What was recording that first album back, Evoked from Abysmal Sleep, like? Was there any rust to getting the writing/recording done or did you guys fall back into old habits and it felt more natural again?
Nicklas: Very, very rusty. I think you can hear that in terms of writing, composing, and performing. So if you compare that album to the next one Into Desolate Realms there is a big difference. At least in my opinion.
How affected has the band been by the COVID pandemic, either in terms of recording new music or getting to play live?
Nicklas: Some gigs were postponed and canceled like for everyone else. Otherwise, I wrote music as usual, not just for Runemagick.
Having been in the world of metal for decades, what do you feel the current state of the genre is? Do you feel like metal is in a stronger or weaker place than it was when you guys were starting out and why?
Nicklas: The genre as a whole is much bigger and broader now than it was 20-35 years ago. The possibilities of spreading music have changed a lot and also in terms of the possibility of playing live. Then you can probably get a little nostalgic sometimes and miss the old times that had its magic, but it’s probably always like that I guess.
It feels like there are more bands than ever thanks to the ease of home recording and self-distribution methods like Bandcamp but that can also be a bit of a double edged sword when it comes to bands getting people to pay attention to them over all the other ones out there. What advice do you have to younger bands starting out about making something that connects with the fans and that lasts?
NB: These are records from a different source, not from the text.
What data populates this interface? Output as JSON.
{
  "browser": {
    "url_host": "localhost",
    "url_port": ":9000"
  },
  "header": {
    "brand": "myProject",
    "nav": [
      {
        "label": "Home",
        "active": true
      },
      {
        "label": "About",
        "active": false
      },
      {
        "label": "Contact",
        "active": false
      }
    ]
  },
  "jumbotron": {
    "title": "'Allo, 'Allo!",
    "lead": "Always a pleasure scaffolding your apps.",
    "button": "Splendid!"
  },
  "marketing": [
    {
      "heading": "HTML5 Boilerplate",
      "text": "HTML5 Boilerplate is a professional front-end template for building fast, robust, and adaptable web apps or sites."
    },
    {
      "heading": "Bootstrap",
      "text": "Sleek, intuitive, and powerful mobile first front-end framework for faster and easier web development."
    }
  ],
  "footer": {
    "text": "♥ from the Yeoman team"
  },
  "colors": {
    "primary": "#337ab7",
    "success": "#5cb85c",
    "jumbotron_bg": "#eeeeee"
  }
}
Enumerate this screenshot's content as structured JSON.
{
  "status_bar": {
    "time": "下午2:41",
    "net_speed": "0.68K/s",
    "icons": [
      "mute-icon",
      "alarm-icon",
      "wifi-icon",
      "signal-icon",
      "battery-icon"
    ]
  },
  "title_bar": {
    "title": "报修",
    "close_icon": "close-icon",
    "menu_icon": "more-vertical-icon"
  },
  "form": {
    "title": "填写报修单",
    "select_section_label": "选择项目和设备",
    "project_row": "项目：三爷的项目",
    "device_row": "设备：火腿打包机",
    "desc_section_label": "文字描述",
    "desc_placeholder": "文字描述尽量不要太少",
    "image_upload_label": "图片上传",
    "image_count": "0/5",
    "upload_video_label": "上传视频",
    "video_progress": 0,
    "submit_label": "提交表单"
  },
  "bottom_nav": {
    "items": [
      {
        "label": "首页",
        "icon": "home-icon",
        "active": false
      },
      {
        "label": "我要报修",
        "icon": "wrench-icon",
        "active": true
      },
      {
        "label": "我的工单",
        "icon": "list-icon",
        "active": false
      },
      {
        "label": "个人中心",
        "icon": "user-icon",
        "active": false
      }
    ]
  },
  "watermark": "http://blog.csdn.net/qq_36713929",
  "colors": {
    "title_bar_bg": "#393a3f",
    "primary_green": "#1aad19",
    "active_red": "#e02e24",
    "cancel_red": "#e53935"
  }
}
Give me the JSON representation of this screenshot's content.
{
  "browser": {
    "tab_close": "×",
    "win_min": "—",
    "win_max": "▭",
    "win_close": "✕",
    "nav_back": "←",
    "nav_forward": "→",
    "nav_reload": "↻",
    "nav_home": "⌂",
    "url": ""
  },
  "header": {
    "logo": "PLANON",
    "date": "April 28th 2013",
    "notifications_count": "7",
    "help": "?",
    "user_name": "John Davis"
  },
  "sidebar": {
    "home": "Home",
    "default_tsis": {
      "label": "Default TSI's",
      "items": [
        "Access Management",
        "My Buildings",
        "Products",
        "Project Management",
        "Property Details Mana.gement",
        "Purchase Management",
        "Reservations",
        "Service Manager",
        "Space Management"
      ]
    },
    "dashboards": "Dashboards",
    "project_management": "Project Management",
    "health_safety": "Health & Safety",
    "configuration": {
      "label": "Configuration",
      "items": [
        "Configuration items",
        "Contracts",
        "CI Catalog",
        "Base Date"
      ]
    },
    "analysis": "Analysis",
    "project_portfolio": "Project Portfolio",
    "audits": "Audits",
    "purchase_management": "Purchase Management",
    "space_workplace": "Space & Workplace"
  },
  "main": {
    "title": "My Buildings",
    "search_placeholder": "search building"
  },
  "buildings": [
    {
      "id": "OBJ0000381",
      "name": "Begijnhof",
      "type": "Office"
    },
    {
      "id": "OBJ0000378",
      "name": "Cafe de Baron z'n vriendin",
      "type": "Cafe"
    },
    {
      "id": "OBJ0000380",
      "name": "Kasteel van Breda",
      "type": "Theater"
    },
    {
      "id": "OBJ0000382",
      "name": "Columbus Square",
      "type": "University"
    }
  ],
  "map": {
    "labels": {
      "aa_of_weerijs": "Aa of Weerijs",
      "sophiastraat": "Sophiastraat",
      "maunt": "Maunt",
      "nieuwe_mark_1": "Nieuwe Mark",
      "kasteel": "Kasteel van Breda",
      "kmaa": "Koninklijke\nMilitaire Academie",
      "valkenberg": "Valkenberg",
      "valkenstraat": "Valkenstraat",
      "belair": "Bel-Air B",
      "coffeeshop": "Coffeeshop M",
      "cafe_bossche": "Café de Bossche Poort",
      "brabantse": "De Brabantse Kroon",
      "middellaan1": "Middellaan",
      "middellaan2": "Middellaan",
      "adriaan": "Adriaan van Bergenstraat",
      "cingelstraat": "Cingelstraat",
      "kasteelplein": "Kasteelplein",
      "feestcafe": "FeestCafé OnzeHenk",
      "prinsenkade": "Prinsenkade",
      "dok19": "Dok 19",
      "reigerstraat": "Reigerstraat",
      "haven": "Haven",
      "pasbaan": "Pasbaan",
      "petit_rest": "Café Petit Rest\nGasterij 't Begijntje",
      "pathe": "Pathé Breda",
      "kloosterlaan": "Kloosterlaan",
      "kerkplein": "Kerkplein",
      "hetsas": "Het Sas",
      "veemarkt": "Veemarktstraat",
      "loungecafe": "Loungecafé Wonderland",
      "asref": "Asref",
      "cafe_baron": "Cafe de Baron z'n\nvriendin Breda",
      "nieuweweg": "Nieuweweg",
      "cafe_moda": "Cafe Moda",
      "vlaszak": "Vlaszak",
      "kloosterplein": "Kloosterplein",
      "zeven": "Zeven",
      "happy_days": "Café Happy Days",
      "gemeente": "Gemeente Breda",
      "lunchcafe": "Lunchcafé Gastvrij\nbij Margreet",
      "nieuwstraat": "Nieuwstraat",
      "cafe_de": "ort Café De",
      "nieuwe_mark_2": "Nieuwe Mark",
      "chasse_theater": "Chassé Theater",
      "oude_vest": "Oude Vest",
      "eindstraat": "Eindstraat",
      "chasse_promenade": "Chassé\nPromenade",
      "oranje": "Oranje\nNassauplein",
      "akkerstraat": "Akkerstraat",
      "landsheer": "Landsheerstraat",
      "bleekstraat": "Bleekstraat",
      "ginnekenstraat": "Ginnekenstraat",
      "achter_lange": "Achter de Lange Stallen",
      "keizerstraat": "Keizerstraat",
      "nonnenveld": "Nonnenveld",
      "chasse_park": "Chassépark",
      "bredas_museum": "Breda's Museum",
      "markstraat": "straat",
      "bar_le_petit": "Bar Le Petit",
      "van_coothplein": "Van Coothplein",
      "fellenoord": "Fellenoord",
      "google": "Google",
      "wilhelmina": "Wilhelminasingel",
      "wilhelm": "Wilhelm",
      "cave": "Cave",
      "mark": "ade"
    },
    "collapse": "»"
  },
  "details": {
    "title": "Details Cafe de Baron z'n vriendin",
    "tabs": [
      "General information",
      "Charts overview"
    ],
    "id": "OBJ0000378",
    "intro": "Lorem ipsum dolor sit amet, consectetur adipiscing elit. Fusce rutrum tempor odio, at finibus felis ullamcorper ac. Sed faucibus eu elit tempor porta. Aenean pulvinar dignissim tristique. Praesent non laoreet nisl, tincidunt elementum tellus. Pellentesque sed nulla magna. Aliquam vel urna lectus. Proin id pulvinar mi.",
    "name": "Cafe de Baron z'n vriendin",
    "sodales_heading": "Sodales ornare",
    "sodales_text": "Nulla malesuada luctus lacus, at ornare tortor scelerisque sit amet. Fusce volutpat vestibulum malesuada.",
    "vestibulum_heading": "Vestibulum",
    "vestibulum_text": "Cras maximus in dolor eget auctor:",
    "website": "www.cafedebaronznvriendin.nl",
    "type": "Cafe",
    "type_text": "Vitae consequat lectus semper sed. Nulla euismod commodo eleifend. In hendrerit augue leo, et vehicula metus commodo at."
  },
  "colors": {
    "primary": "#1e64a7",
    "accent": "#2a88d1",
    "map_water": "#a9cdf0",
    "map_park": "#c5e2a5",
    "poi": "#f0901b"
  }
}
Nicklas: I’m really not an extrovert or a person who likes to be seen. I’ve also never had any goal of becoming rich or famous in music, so maybe I’m not the right person to ask. But to answer, in my opinion, the most important thing is to be dedicated, let the creative flow guide, and just keep going. Don’t think too much about what others think. But that’s what I think.
Being that Runemagick has been going since the 90s, what keeps bringing you back to making this style of music and this band? What is it about Runemagick that has made you want to dedicate a large portion of your adult life to the band?
Nicklas: Probably what I mentioned earlier. The lust and the creative flow. I am involved in several other bands and projects now and then. So somehow I am always active in the creation of music more or less. My life would be very boring without creativity and music.
Lastly, what’s next for Runemagick? What are your goals for the future of the band?
Nicklas: Our latest and upcoming album Beyond the Cenotaph of Mankind was recorded in 2021-2022 and will be released on Hammerheart Records in 2023. It sounds Runemagick and I hope everyone who likes our music will also like that album. Then we currently don’t have much more planned than that. We’ll see where this time and life takes us.
Photo at top: Into Desolate Realms album cover.